• _Exercise brief_: Leave out each picture. Repeat everything else in the records exactly.

#### Task inputs ####

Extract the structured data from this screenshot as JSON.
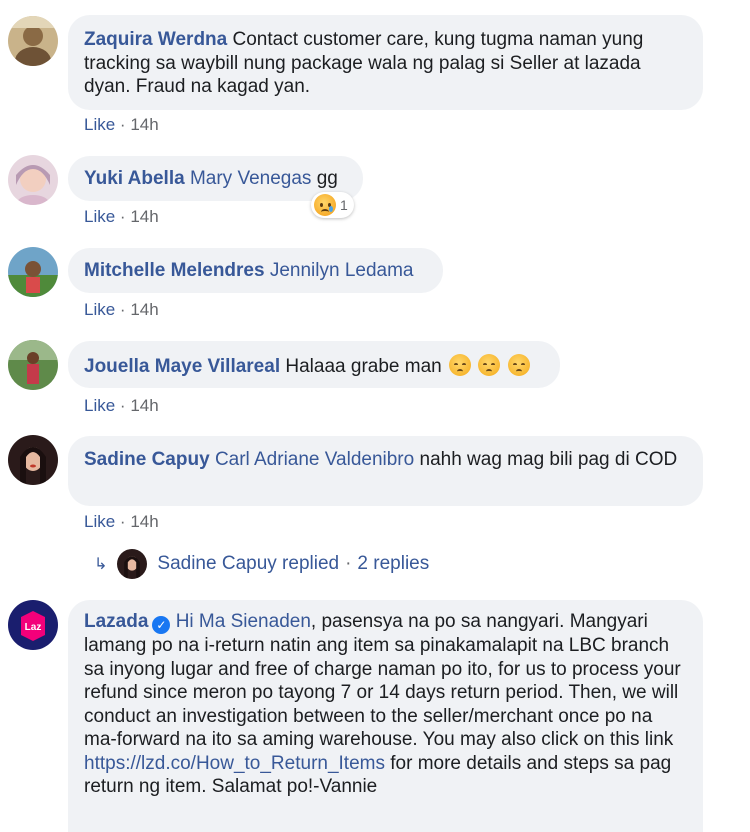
{
  "comments": [
    {
      "author": "Zaquira Werdna",
      "text": " Contact customer care, kung tugma naman yung tracking sa waybill nung package wala ng palag si Seller at lazada dyan. Fraud na kagad yan.",
      "like": "Like",
      "time": "14h"
    },
    {
      "author": "Yuki Abella",
      "mention": "Mary Venegas",
      "text": " gg",
      "like": "Like",
      "time": "14h",
      "reaction": {
        "icon": "sad-reaction-icon",
        "count": "1"
      }
    },
    {
      "author": "Mitchelle Melendres",
      "mention": "Jennilyn Ledama",
      "like": "Like",
      "time": "14h"
    },
    {
      "author": "Jouella Maye Villareal",
      "text": "Halaaa grabe man",
      "like": "Like",
      "time": "14h"
    },
    {
      "author": "Sadine Capuy",
      "mention": "Carl Adriane Valdenibro",
      "text": " nahh wag mag bili pag di COD",
      "like": "Like",
      "time": "14h",
      "replies": {
        "who": "Sadine Capuy replied",
        "sep": "·",
        "count": "2 replies"
      }
    },
    {
      "author": "Lazada",
      "mention": "Hi Ma Sienaden",
      "text": ", pasensya na po sa nangyari. Mangyari lamang po na i-return natin ang item sa pinakamalapit na LBC branch sa inyong lugar and free of charge naman po ito, for us to process your refund since meron po tayong 7 or 14 days return period. Then, we will conduct an investigation between to the seller/merchant once po na ma-forward na ito sa aming warehouse. You may also click on this link ",
      "link": "https://lzd.co/How_to_Return_Items",
      "text2": " for more details and steps sa pag return ng item. Salamat po!-Vannie"
    }
  ],
  "meta_sep": "·",
  "colors": {
    "name": "#385898",
    "bubble": "#f0f2f5",
    "meta": "#65676b",
    "lazada_brand": "#f3007a"
  }
}
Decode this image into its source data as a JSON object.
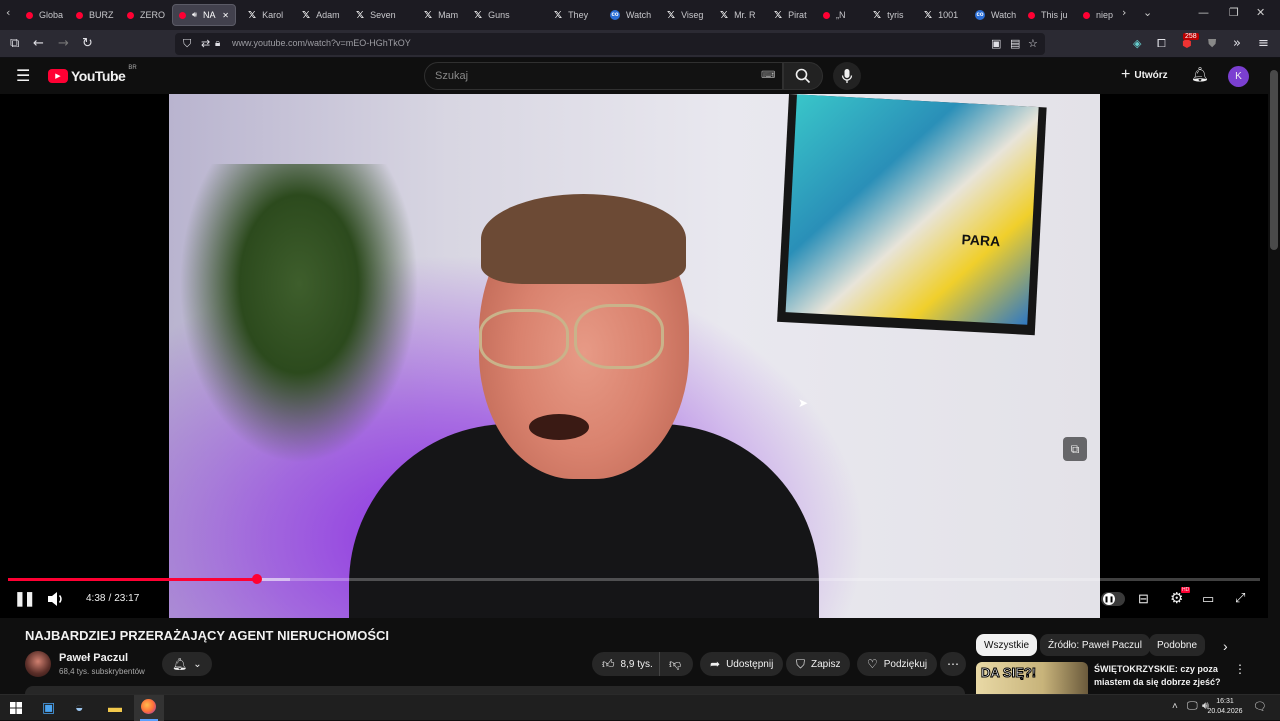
{
  "browser": {
    "tabs": [
      {
        "label": "Globa",
        "icon": "youtube-icon"
      },
      {
        "label": "BURZ",
        "icon": "youtube-icon"
      },
      {
        "label": "ZERO",
        "icon": "youtube-icon"
      },
      {
        "label": "NA",
        "icon": "youtube-icon",
        "active": true
      },
      {
        "label": "Karol",
        "icon": "x-icon"
      },
      {
        "label": "Adam",
        "icon": "x-icon"
      },
      {
        "label": "Seven",
        "icon": "x-icon"
      },
      {
        "label": "Mam",
        "icon": "x-icon"
      },
      {
        "label": "Guns",
        "icon": "x-icon"
      },
      {
        "label": "They",
        "icon": "x-icon"
      },
      {
        "label": "Watch",
        "icon": "copilot-icon"
      },
      {
        "label": "Viseg",
        "icon": "x-icon"
      },
      {
        "label": "Mr. R",
        "icon": "x-icon"
      },
      {
        "label": "Pirat",
        "icon": "x-icon"
      },
      {
        "label": "„N",
        "icon": "youtube-icon"
      },
      {
        "label": "tyris",
        "icon": "x-icon"
      },
      {
        "label": "1001",
        "icon": "x-icon"
      },
      {
        "label": "Watch",
        "icon": "copilot-icon"
      },
      {
        "label": "This ju",
        "icon": "youtube-icon"
      },
      {
        "label": "niep",
        "icon": "youtube-icon"
      }
    ],
    "url": "www.youtube.com/watch?v=mEO-HGhTkOY",
    "extension_badge": "258"
  },
  "youtube": {
    "logo_text": "YouTube",
    "logo_region": "BR",
    "search_placeholder": "Szukaj",
    "create_label": "Utwórz",
    "avatar_letter": "K",
    "accent": "#ff0033"
  },
  "player": {
    "time_current": "4:38",
    "time_sep": "/",
    "time_total": "23:17",
    "progress": 0.199,
    "buffered": 0.225
  },
  "video": {
    "title": "NAJBARDZIEJ PRZERAŻAJĄCY AGENT NIERUCHOMOŚCI",
    "channel_name": "Paweł Paczul",
    "subscribers": "68,4 tys. subskrybentów",
    "likes": "8,9 tys.",
    "share_label": "Udostępnij",
    "save_label": "Zapisz",
    "thanks_label": "Podziękuj",
    "painting_text": "PARA"
  },
  "sidebar": {
    "chips": [
      "Wszystkie",
      "Źródło: Paweł Paczul",
      "Podobne"
    ],
    "rec_title": "ŚWIĘTOKRZYSKIE: czy poza miastem da się dobrze zjeść?",
    "rec_thumb_text": "DA SIĘ?!"
  },
  "taskbar": {
    "time": "16:31",
    "date": "20.04.2026"
  }
}
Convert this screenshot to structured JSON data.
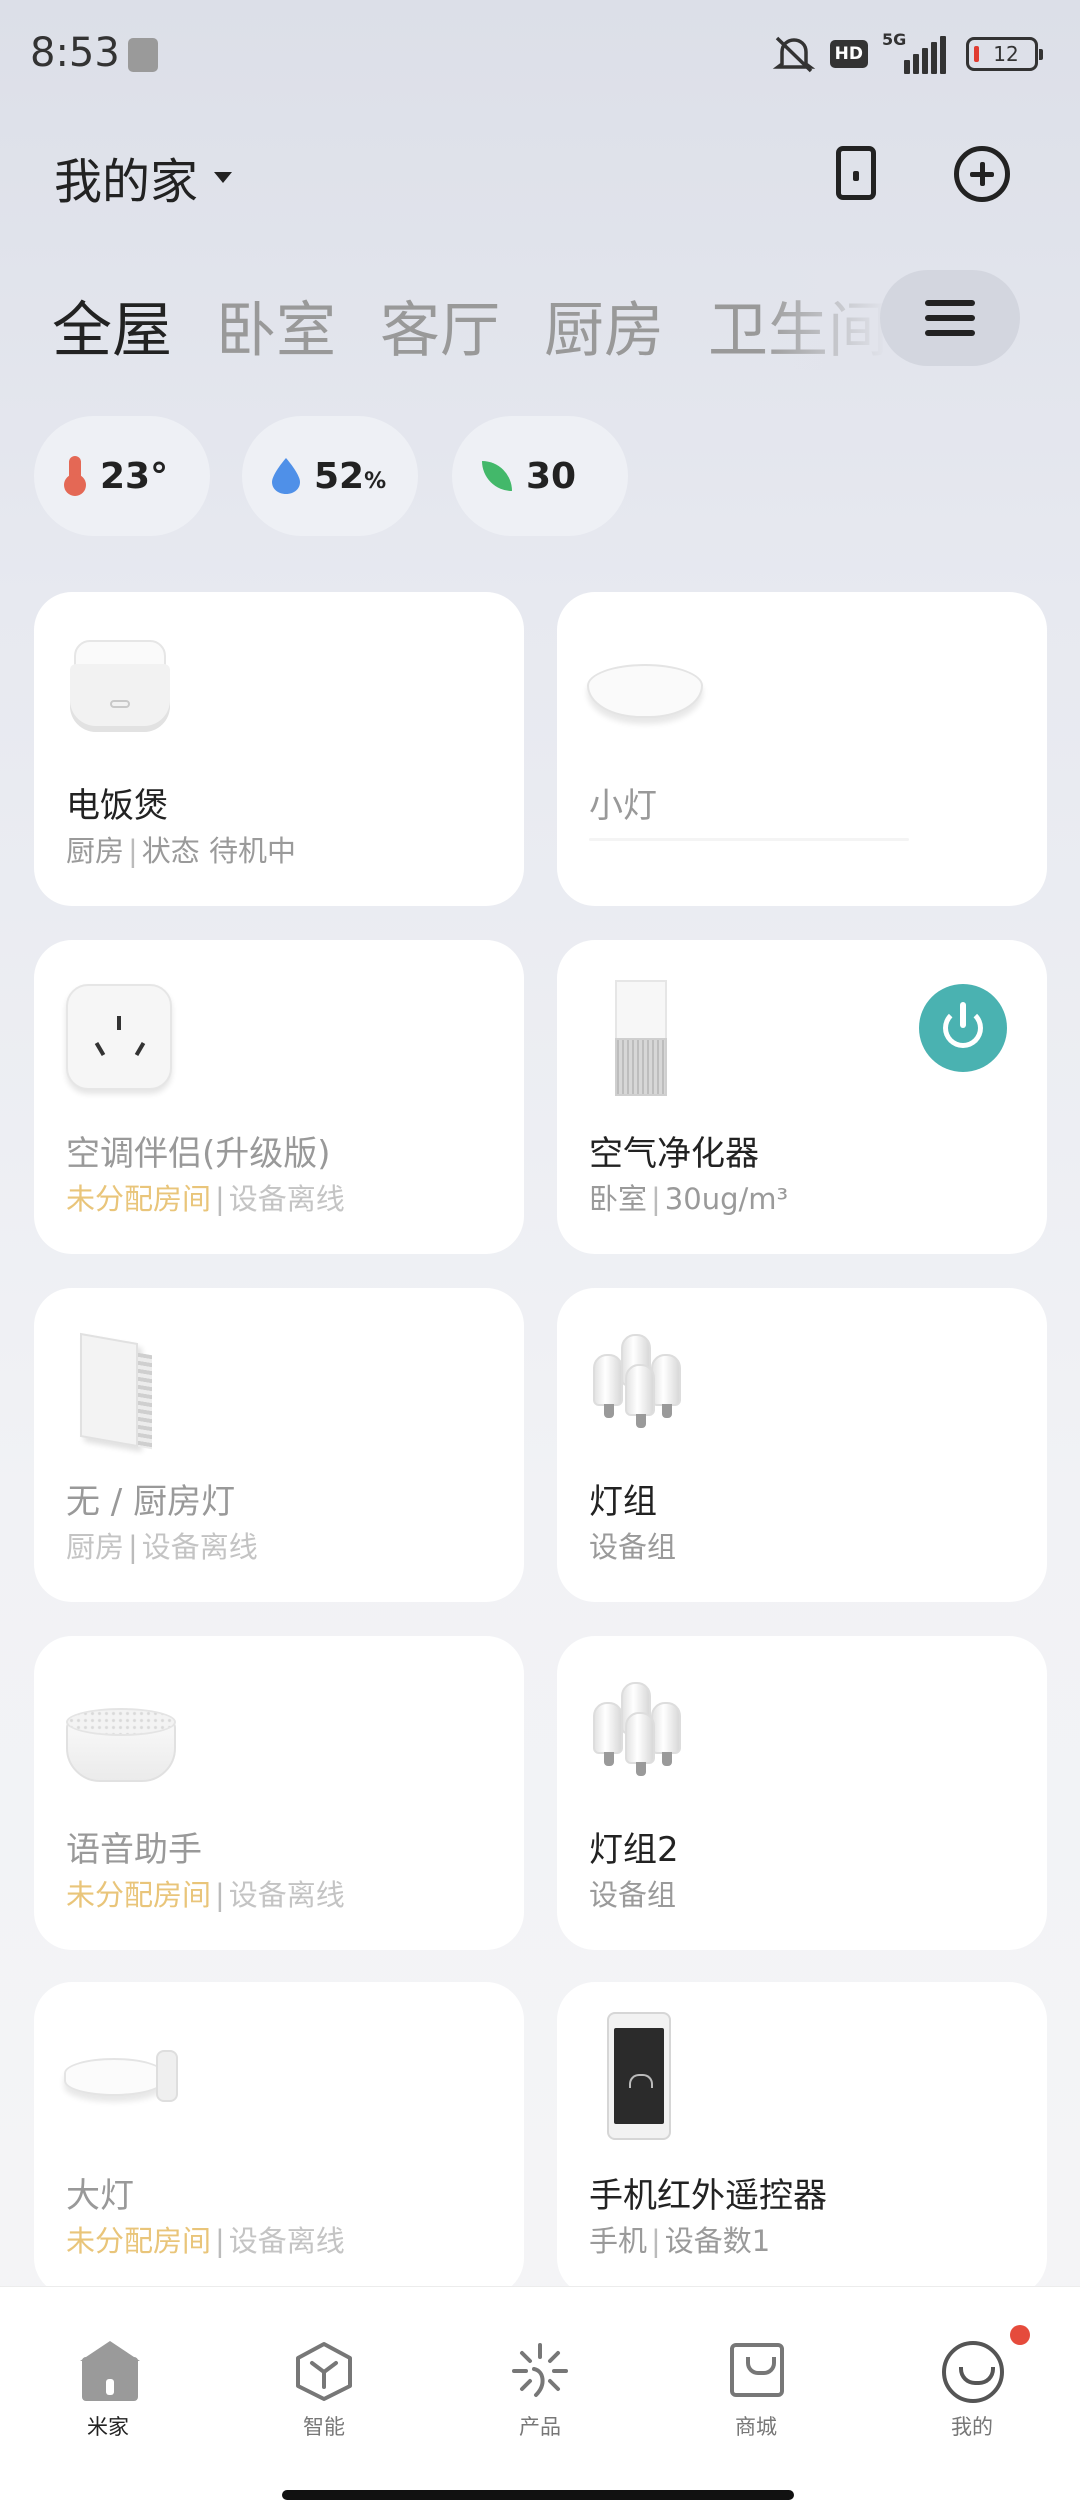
{
  "status_bar": {
    "time": "8:53",
    "hd_label": "HD",
    "network_label": "5G",
    "battery": "12"
  },
  "header": {
    "home_title": "我的家"
  },
  "rooms": {
    "tabs": [
      "全屋",
      "卧室",
      "客厅",
      "厨房",
      "卫生间"
    ],
    "active_index": 0
  },
  "environment": {
    "temperature": "23°",
    "humidity_value": "52",
    "humidity_unit": "%",
    "air_quality": "30"
  },
  "devices": [
    {
      "name": "电饭煲",
      "room": "厨房",
      "separator": "|",
      "status": "状态 待机中",
      "online": true,
      "image_icon": "rice-cooker-icon"
    },
    {
      "name": "小灯",
      "room": "",
      "separator": "",
      "status": "",
      "online": false,
      "image_icon": "ceiling-light-icon"
    },
    {
      "name": "空调伴侣(升级版)",
      "room": "未分配房间",
      "separator": "|",
      "status": "设备离线",
      "online": false,
      "image_icon": "ac-plug-icon"
    },
    {
      "name": "空气净化器",
      "room": "卧室",
      "separator": "|",
      "status": "30ug/m³",
      "online": true,
      "image_icon": "air-purifier-icon",
      "power_button": true
    },
    {
      "name": "无 / 厨房灯",
      "room": "厨房",
      "separator": "|",
      "status": "设备离线",
      "online": false,
      "image_icon": "wall-switch-icon"
    },
    {
      "name": "灯组",
      "room": "设备组",
      "separator": "",
      "status": "",
      "online": true,
      "image_icon": "bulb-group-icon"
    },
    {
      "name": "语音助手",
      "room": "未分配房间",
      "separator": "|",
      "status": "设备离线",
      "online": false,
      "image_icon": "smart-speaker-icon"
    },
    {
      "name": "灯组2",
      "room": "设备组",
      "separator": "",
      "status": "",
      "online": true,
      "image_icon": "bulb-group-icon"
    },
    {
      "name": "大灯",
      "room": "未分配房间",
      "separator": "|",
      "status": "设备离线",
      "online": false,
      "image_icon": "lamp-icon"
    },
    {
      "name": "手机红外遥控器",
      "room": "手机",
      "separator": "|",
      "status": "设备数1",
      "online": true,
      "image_icon": "phone-remote-icon"
    }
  ],
  "bottom_nav": {
    "items": [
      "米家",
      "智能",
      "产品",
      "商城",
      "我的"
    ],
    "active_index": 0
  },
  "colors": {
    "accent_teal": "#4ab2b1",
    "unassigned_yellow": "#e9c57a",
    "badge_red": "#e54b3c"
  }
}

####

• _Exercise answer_:
Extract the structured data from this screenshot as JSON.
{
  "comments": [
    {
      "author": "Zaquira Werdna",
      "text": " Contact customer care, kung tugma naman yung tracking sa waybill nung package wala ng palag si Seller at lazada dyan. Fraud na kagad yan.",
      "like": "Like",
      "time": "14h"
    },
    {
      "author": "Yuki Abella",
      "mention": "Mary Venegas",
      "text": " gg",
      "like": "Like",
      "time": "14h",
      "reaction": {
        "icon": "sad-reaction-icon",
        "count": "1"
      }
    },
    {
      "author": "Mitchelle Melendres",
      "mention": "Jennilyn Ledama",
      "like": "Like",
      "time": "14h"
    },
    {
      "author": "Jouella Maye Villareal",
      "text": "Halaaa grabe man",
      "like": "Like",
      "time": "14h"
    },
    {
      "author": "Sadine Capuy",
      "mention": "Carl Adriane Valdenibro",
      "text": " nahh wag mag bili pag di COD",
      "like": "Like",
      "time": "14h",
      "replies": {
        "who": "Sadine Capuy replied",
        "sep": "·",
        "count": "2 replies"
      }
    },
    {
      "author": "Lazada",
      "mention": "Hi Ma Sienaden",
      "text": ", pasensya na po sa nangyari. Mangyari lamang po na i-return natin ang item sa pinakamalapit na LBC branch sa inyong lugar and free of charge naman po ito, for us to process your refund since meron po tayong 7 or 14 days return period. Then, we will conduct an investigation between to the seller/merchant once po na ma-forward na ito sa aming warehouse. You may also click on this link ",
      "link": "https://lzd.co/How_to_Return_Items",
      "text2": " for more details and steps sa pag return ng item. Salamat po!-Vannie"
    }
  ],
  "meta_sep": "·",
  "colors": {
    "name": "#385898",
    "bubble": "#f0f2f5",
    "meta": "#65676b",
    "lazada_brand": "#f3007a"
  }
}
Decode this image into its source data as a JSON object.
{
  "browser": {
    "tabs": [
      {
        "label": "Globa",
        "icon": "youtube-icon"
      },
      {
        "label": "BURZ",
        "icon": "youtube-icon"
      },
      {
        "label": "ZERO",
        "icon": "youtube-icon"
      },
      {
        "label": "NA",
        "icon": "youtube-icon",
        "active": true
      },
      {
        "label": "Karol",
        "icon": "x-icon"
      },
      {
        "label": "Adam",
        "icon": "x-icon"
      },
      {
        "label": "Seven",
        "icon": "x-icon"
      },
      {
        "label": "Mam",
        "icon": "x-icon"
      },
      {
        "label": "Guns",
        "icon": "x-icon"
      },
      {
        "label": "They",
        "icon": "x-icon"
      },
      {
        "label": "Watch",
        "icon": "copilot-icon"
      },
      {
        "label": "Viseg",
        "icon": "x-icon"
      },
      {
        "label": "Mr. R",
        "icon": "x-icon"
      },
      {
        "label": "Pirat",
        "icon": "x-icon"
      },
      {
        "label": "„N",
        "icon": "youtube-icon"
      },
      {
        "label": "tyris",
        "icon": "x-icon"
      },
      {
        "label": "1001",
        "icon": "x-icon"
      },
      {
        "label": "Watch",
        "icon": "copilot-icon"
      },
      {
        "label": "This ju",
        "icon": "youtube-icon"
      },
      {
        "label": "niep",
        "icon": "youtube-icon"
      }
    ],
    "url": "www.youtube.com/watch?v=mEO-HGhTkOY",
    "extension_badge": "258"
  },
  "youtube": {
    "logo_text": "YouTube",
    "logo_region": "BR",
    "search_placeholder": "Szukaj",
    "create_label": "Utwórz",
    "avatar_letter": "K",
    "accent": "#ff0033"
  },
  "player": {
    "time_current": "4:38",
    "time_sep": "/",
    "time_total": "23:17",
    "progress": 0.199,
    "buffered": 0.225
  },
  "video": {
    "title": "NAJBARDZIEJ PRZERAŻAJĄCY AGENT NIERUCHOMOŚCI",
    "channel_name": "Paweł Paczul",
    "subscribers": "68,4 tys. subskrybentów",
    "likes": "8,9 tys.",
    "share_label": "Udostępnij",
    "save_label": "Zapisz",
    "thanks_label": "Podziękuj",
    "painting_text": "PARA"
  },
  "sidebar": {
    "chips": [
      "Wszystkie",
      "Źródło: Paweł Paczul",
      "Podobne"
    ],
    "rec_title": "ŚWIĘTOKRZYSKIE: czy poza miastem da się dobrze zjeść?",
    "rec_thumb_text": "DA SIĘ?!"
  },
  "taskbar": {
    "time": "16:31",
    "date": "20.04.2026"
  }
}
Convert this screenshot to structured JSON data.
{
  "status_bar": {
    "time": "8:53",
    "hd_label": "HD",
    "network_label": "5G",
    "battery": "12"
  },
  "header": {
    "home_title": "我的家"
  },
  "rooms": {
    "tabs": [
      "全屋",
      "卧室",
      "客厅",
      "厨房",
      "卫生间"
    ],
    "active_index": 0
  },
  "environment": {
    "temperature": "23°",
    "humidity_value": "52",
    "humidity_unit": "%",
    "air_quality": "30"
  },
  "devices": [
    {
      "name": "电饭煲",
      "room": "厨房",
      "separator": "|",
      "status": "状态 待机中",
      "online": true,
      "image_icon": "rice-cooker-icon"
    },
    {
      "name": "小灯",
      "room": "",
      "separator": "",
      "status": "",
      "online": false,
      "image_icon": "ceiling-light-icon"
    },
    {
      "name": "空调伴侣(升级版)",
      "room": "未分配房间",
      "separator": "|",
      "status": "设备离线",
      "online": false,
      "image_icon": "ac-plug-icon"
    },
    {
      "name": "空气净化器",
      "room": "卧室",
      "separator": "|",
      "status": "30ug/m³",
      "online": true,
      "image_icon": "air-purifier-icon",
      "power_button": true
    },
    {
      "name": "无 / 厨房灯",
      "room": "厨房",
      "separator": "|",
      "status": "设备离线",
      "online": false,
      "image_icon": "wall-switch-icon"
    },
    {
      "name": "灯组",
      "room": "设备组",
      "separator": "",
      "status": "",
      "online": true,
      "image_icon": "bulb-group-icon"
    },
    {
      "name": "语音助手",
      "room": "未分配房间",
      "separator": "|",
      "status": "设备离线",
      "online": false,
      "image_icon": "smart-speaker-icon"
    },
    {
      "name": "灯组2",
      "room": "设备组",
      "separator": "",
      "status": "",
      "online": true,
      "image_icon": "bulb-group-icon"
    },
    {
      "name": "大灯",
      "room": "未分配房间",
      "separator": "|",
      "status": "设备离线",
      "online": false,
      "image_icon": "lamp-icon"
    },
    {
      "name": "手机红外遥控器",
      "room": "手机",
      "separator": "|",
      "status": "设备数1",
      "online": true,
      "image_icon": "phone-remote-icon"
    }
  ],
  "bottom_nav": {
    "items": [
      "米家",
      "智能",
      "产品",
      "商城",
      "我的"
    ],
    "active_index": 0
  },
  "colors": {
    "accent_teal": "#4ab2b1",
    "unassigned_yellow": "#e9c57a",
    "badge_red": "#e54b3c"
  }
}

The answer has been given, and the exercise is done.